Lockout/Tagout

Safety begins with adequate planning and preparation. In order to prevent accidents or injuries, effective safety policies must be in place, and plant workers and contractors must be familiar with and strictly follow the following safety procedures. Important safety requirements in the operation of a photovoltaic power station include proper use of the lock/tag procedure (LOTO), proper use of personal protective equipment (PPE), safe disconnection of live circuits, and careful observation and compliance with all signs and warnings associated with photovoltaic systems.

1. Lockout/Tagout

The purpose of the lockout/tagout process is to ensure that the plant personnel strictly follow these safe practices - always turn off power before maintaining the system. In 29 CFR1910.147 contains the corresponding terms for locking/listing.

When equipment repairs are carried out and safety precautions are removed, the operations personnel must either contact a part of his body with the operating part of the machine or enter the dangerous area during operation of the machine and then lock/tag it.

Steps of lockout/tagout:

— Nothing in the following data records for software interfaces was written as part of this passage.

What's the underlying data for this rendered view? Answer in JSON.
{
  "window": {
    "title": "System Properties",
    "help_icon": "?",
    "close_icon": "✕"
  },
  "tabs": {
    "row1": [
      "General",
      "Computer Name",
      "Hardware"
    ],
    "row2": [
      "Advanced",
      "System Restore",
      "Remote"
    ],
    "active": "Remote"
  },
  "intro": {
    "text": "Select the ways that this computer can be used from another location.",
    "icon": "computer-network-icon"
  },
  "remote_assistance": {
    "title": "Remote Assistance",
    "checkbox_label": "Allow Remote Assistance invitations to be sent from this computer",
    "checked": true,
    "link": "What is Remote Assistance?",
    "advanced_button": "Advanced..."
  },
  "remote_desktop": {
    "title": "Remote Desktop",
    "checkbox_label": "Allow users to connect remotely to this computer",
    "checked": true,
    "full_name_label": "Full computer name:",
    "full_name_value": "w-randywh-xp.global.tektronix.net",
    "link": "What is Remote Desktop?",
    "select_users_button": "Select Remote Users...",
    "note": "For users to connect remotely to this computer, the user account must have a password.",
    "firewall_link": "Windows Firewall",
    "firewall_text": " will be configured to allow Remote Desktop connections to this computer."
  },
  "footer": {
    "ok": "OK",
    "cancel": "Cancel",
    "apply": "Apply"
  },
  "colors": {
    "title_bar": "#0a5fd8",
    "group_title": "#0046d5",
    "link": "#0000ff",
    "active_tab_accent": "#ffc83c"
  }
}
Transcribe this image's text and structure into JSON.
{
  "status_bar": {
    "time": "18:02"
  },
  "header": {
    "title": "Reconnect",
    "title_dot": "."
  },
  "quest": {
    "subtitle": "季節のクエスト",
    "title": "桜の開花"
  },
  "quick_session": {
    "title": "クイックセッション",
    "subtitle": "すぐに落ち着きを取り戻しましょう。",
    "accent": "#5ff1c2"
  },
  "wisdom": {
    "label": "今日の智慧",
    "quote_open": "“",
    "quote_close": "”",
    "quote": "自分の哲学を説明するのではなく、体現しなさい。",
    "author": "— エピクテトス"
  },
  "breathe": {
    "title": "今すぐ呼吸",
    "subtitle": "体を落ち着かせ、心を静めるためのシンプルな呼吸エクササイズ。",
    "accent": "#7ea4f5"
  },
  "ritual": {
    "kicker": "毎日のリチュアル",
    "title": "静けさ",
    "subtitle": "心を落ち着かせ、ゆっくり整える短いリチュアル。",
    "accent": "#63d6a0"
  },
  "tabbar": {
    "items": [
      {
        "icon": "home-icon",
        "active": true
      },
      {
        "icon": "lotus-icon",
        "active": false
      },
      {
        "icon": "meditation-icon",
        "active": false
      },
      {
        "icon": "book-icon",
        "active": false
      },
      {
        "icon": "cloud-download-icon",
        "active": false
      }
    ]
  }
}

• inform others that the device will be turned off;

• perform controlled shutdown to shut down the equipment;

• turn on all energy isolation devices marked with specific lockout/tagout procedures;

• lock all energy isolators and tag all locked energy isolators;

• release stored or surplus energy;

• verify that the device is completely disconnected by attempting to operate the device;

• verify that the device is completely disconnected by the voltmeter detecting the voltage.

The correct lockout/tagout procedure labels include:

• name, date and location of the person who placed the lock/tag program;

• detailed information about specific device shutdown specifications;

• a list of all energy and separation devices;

• labels indicate the nature and magnitude of potential or residual energy stored on the device.

During maintenance, the device should be locked and unlocked only by those who are locked. Locking devices, such as padlocks, should be approved by the lockout/tagout procedure. Safety protocols should be followed to inform others that the device is about to be energized before rewiring.

2. Personal protective devices and other safety devices

3. Operations and maintenance personnel must understand the personal protective devices required for a particular job and wear them upon completion of the operation. Personal protection includes fall protection, arc protection, fire protection clothing, heat insulation gloves, safety boots and safety glasses. The ppe is designed to help operations personnel minimize exposure to the photovoltaic system itself. For potential hazards of photovoltaic systems, the selection of appropriate personal protective devices is critical to the safe completion of work. All plant personnel must be trained in identifying hazards and selecting appropriate personal protective equipment to eliminate or reduce their occurrence.